COLORADO SPRINGS, Colo. - Helping people to know how to respond when they are pulled over by a law enforcement officer is the purpose of a new video released Wednesday by the Colorado Springs Police Department.
Police say the video also is an effort to improve their relationship with the community.
"It shows what drivers are thinking about, as well as what officers are thinking about," said Lt. Howard Black.
The video is the result of a meeting last May between police and ministers in southeast Colorado Springs, described as an open dialogue regarding relationships between police and the community.
Last April, police paid more than $212,000 to settle a 2015 lawsuit by brothers Ryan and Benjamin Brown, two black men who say they were mistreated and racially profiled by officers during a traffic stop.
The brothers recorded and released cellphone video of the incident.
Police also were required to update their policy regarding traffic stops, but it's unclear if the Brown case was a factor in the production of the new instructional video.
Henry D. Allen, Jr., president of the Pikes Peak Chapter of the Southern Christian Leadership Conference, said he's glad police made the video because it proves the department is serious about improving its public image and educating citizens.
"I'm a former law enforcement officer and can see that there's always going to be some trust issues from the public," he said. "I recommend that police continue to work on this. You can't control fear, and a segment of our population fears law enforcement."
Allen said Colorado Springs is ahead of many cities in avoiding injuries or deaths during traffic stops.
Some people have complained about the video having a black man as the driver being pulled over in a traffic stop.
But Lt. Black downplayed that.
"We just wanted to do something fun, but also being informative, with the video," he said. "Most of the traffic stops in the city end without incident.

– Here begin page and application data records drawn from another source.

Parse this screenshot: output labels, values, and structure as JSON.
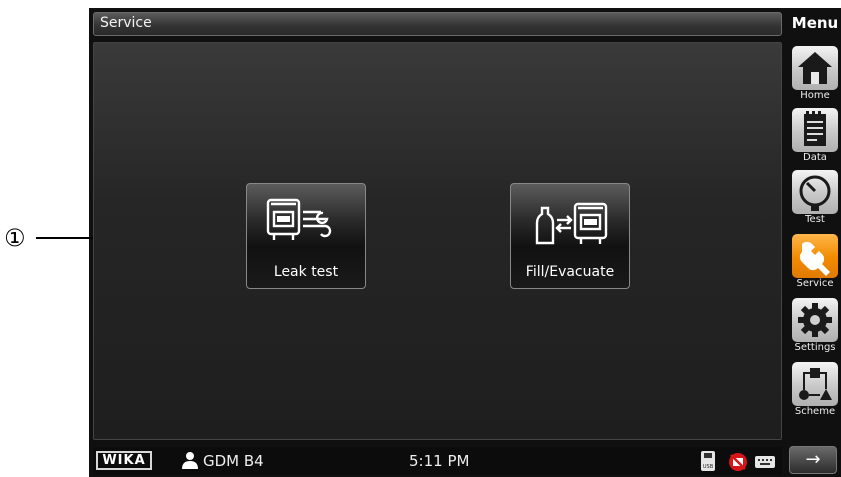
{
  "header": {
    "title": "Service",
    "menu_title": "Menu"
  },
  "tiles": [
    {
      "label": "Leak test",
      "icon": "leak-test-icon"
    },
    {
      "label": "Fill/Evacuate",
      "icon": "fill-evacuate-icon"
    }
  ],
  "sidebar": {
    "items": [
      {
        "label": "Home",
        "icon": "home-icon"
      },
      {
        "label": "Data",
        "icon": "data-icon"
      },
      {
        "label": "Test",
        "icon": "gauge-icon"
      },
      {
        "label": "Service",
        "icon": "wrench-icon",
        "active": true
      },
      {
        "label": "Settings",
        "icon": "gear-icon"
      },
      {
        "label": "Scheme",
        "icon": "scheme-icon"
      }
    ],
    "next_glyph": "→"
  },
  "statusbar": {
    "brand": "WIKA",
    "user": "GDM B4",
    "time": "5:11 PM",
    "usb_text": "USB"
  },
  "callout": {
    "number": "①"
  },
  "colors": {
    "accent": "#f28a00",
    "background": "#1e1e1e"
  }
}
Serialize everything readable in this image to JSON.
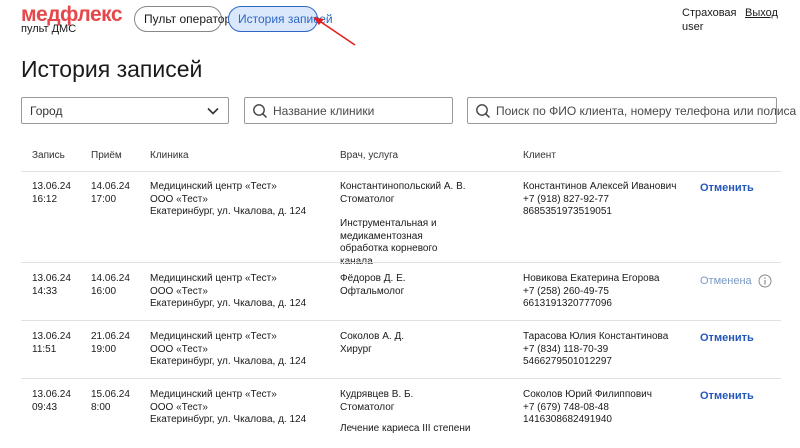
{
  "logo": {
    "main": "медфлекс",
    "sub": "пульт ДМС"
  },
  "nav": {
    "operator": "Пульт оператора",
    "history": "История записей"
  },
  "user": {
    "line1": "Страховая",
    "line2": "user",
    "logout": "Выход"
  },
  "page": {
    "title": "История записей"
  },
  "filters": {
    "city": "Город",
    "clinic_placeholder": "Название клиники",
    "search_placeholder": "Поиск по ФИО клиента, номеру телефона или полиса"
  },
  "table": {
    "headers": {
      "record": "Запись",
      "appointment": "Приём",
      "clinic": "Клиника",
      "doctor": "Врач, услуга",
      "client": "Клиент"
    },
    "rows": [
      {
        "rec_date": "13.06.24",
        "rec_time": "16:12",
        "app_date": "14.06.24",
        "app_time": "17:00",
        "clinic_name": "Медицинский центр «Тест»",
        "clinic_org": "ООО «Тест»",
        "clinic_addr": "Екатеринбург, ул. Чкалова, д. 124",
        "doctor": "Константинопольский А. В.",
        "specialty": "Стоматолог",
        "service": "Инструментальная и медикаментозная обработка корневого канала",
        "client_name": "Константинов Алексей Иванович",
        "client_phone": "+7 (918) 827-92-77",
        "client_policy": "8685351973519051",
        "action": "Отменить"
      },
      {
        "rec_date": "13.06.24",
        "rec_time": "14:33",
        "app_date": "14.06.24",
        "app_time": "16:00",
        "clinic_name": "Медицинский центр «Тест»",
        "clinic_org": "ООО «Тест»",
        "clinic_addr": "Екатеринбург, ул. Чкалова, д. 124",
        "doctor": "Фёдоров Д. Е.",
        "specialty": "Офтальмолог",
        "client_name": "Новикова Екатерина Егорова",
        "client_phone": "+7 (258) 260-49-75",
        "client_policy": "6613191320777096",
        "status": "Отменена"
      },
      {
        "rec_date": "13.06.24",
        "rec_time": "11:51",
        "app_date": "21.06.24",
        "app_time": "19:00",
        "clinic_name": "Медицинский центр «Тест»",
        "clinic_org": "ООО «Тест»",
        "clinic_addr": "Екатеринбург, ул. Чкалова, д. 124",
        "doctor": "Соколов А. Д.",
        "specialty": "Хирург",
        "client_name": "Тарасова Юлия Константинова",
        "client_phone": "+7 (834) 118-70-39",
        "client_policy": "5466279501012297",
        "action": "Отменить"
      },
      {
        "rec_date": "13.06.24",
        "rec_time": "09:43",
        "app_date": "15.06.24",
        "app_time": "8:00",
        "clinic_name": "Медицинский центр «Тест»",
        "clinic_org": "ООО «Тест»",
        "clinic_addr": "Екатеринбург, ул. Чкалова, д. 124",
        "doctor": "Кудрявцев В. Б.",
        "specialty": "Стоматолог",
        "service": "Лечение кариеса III степени",
        "client_name": "Соколов Юрий Филиппович",
        "client_phone": "+7 (679) 748-08-48",
        "client_policy": "1416308682491940",
        "action": "Отменить"
      }
    ]
  },
  "colors": {
    "brand": "#e5474b",
    "accent": "#2e67c7",
    "action": "#2458b8",
    "cancelled": "#7a99c4"
  },
  "icons": {
    "city_select": "chevron-down-icon",
    "clinic_search": "search-icon",
    "client_search": "search-icon",
    "status_info": "info-icon",
    "annotation": "red-arrow-icon"
  }
}
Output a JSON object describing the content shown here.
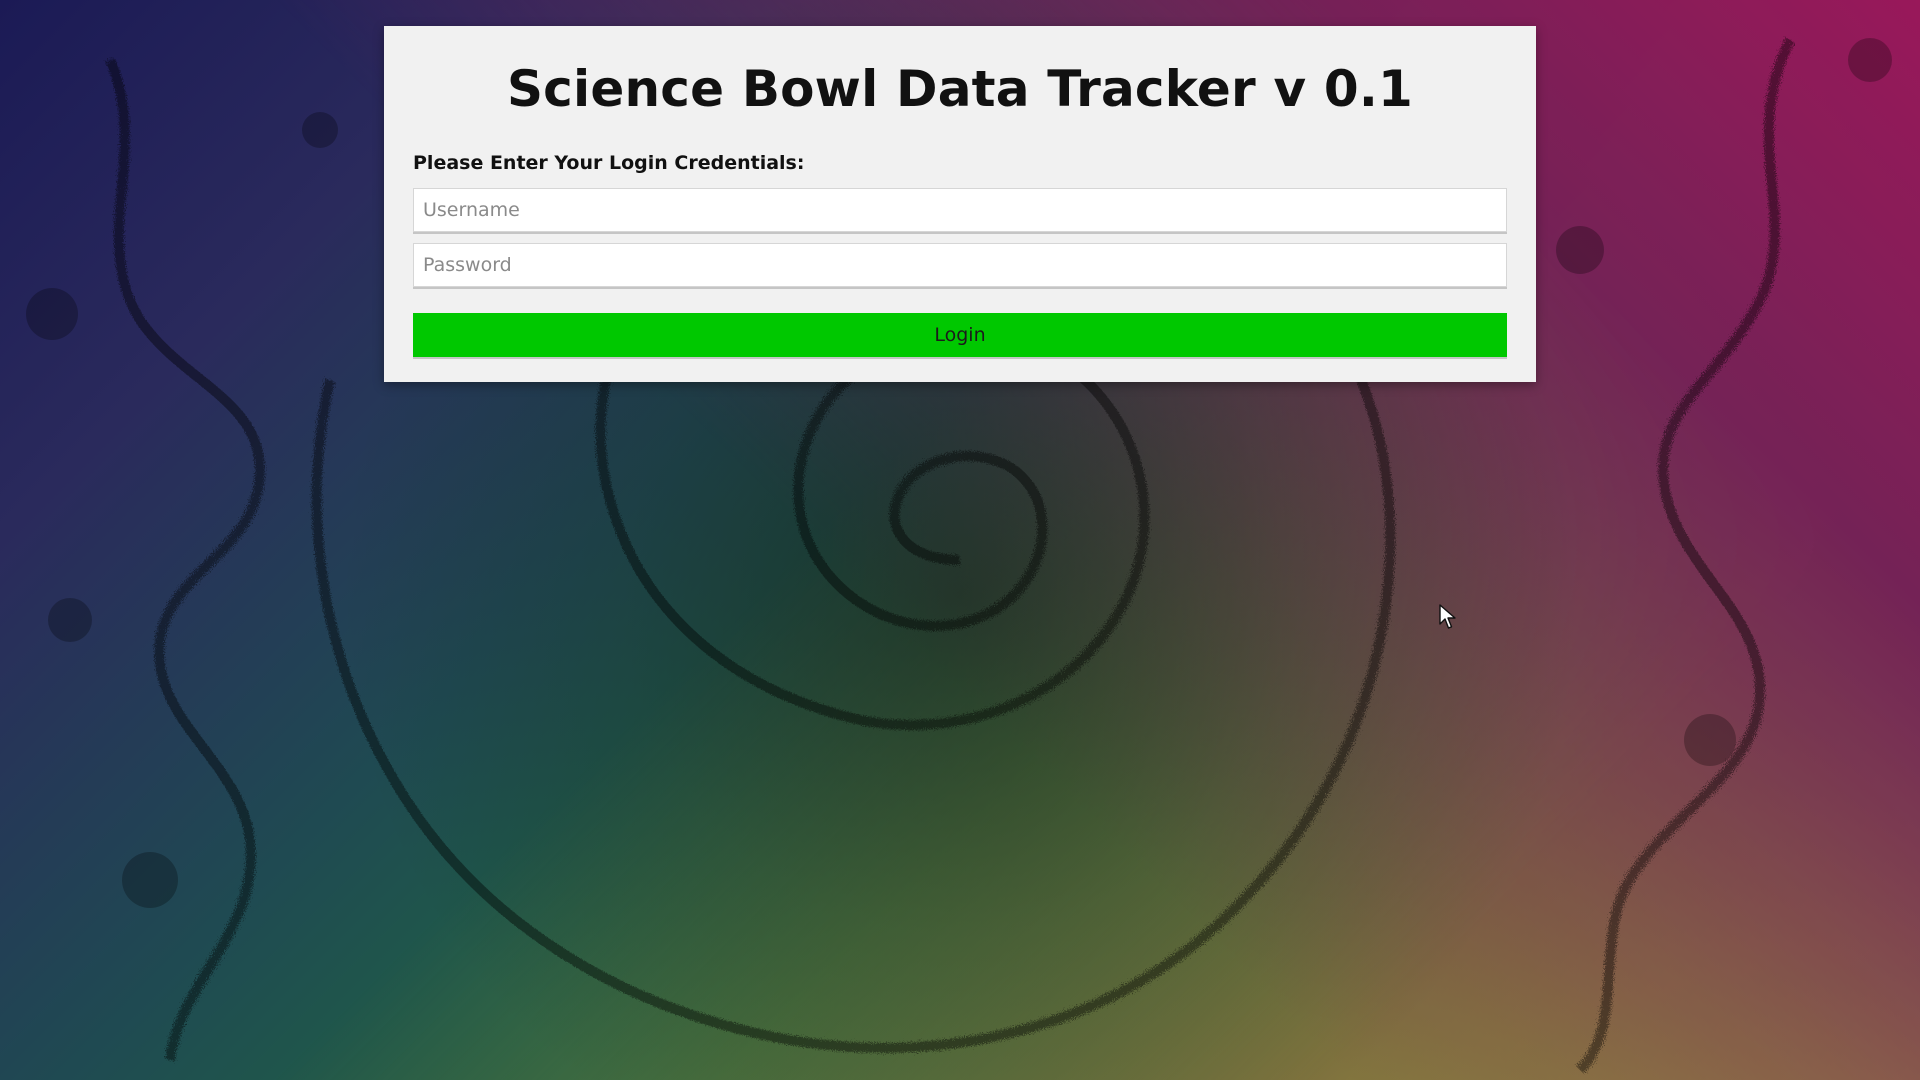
{
  "app": {
    "title": "Science Bowl Data Tracker v 0.1"
  },
  "login": {
    "prompt": "Please Enter Your Login Credentials:",
    "username_placeholder": "Username",
    "password_placeholder": "Password",
    "username_value": "",
    "password_value": "",
    "login_label": "Login"
  },
  "colors": {
    "panel": "#f1f1f1",
    "button": "#00c800",
    "title_text": "#111111"
  },
  "icons": {
    "cursor": "mouse-pointer-icon"
  }
}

People should remember that all traffic stops are not the same. There are different levels of them, and our officers try to act accordingly."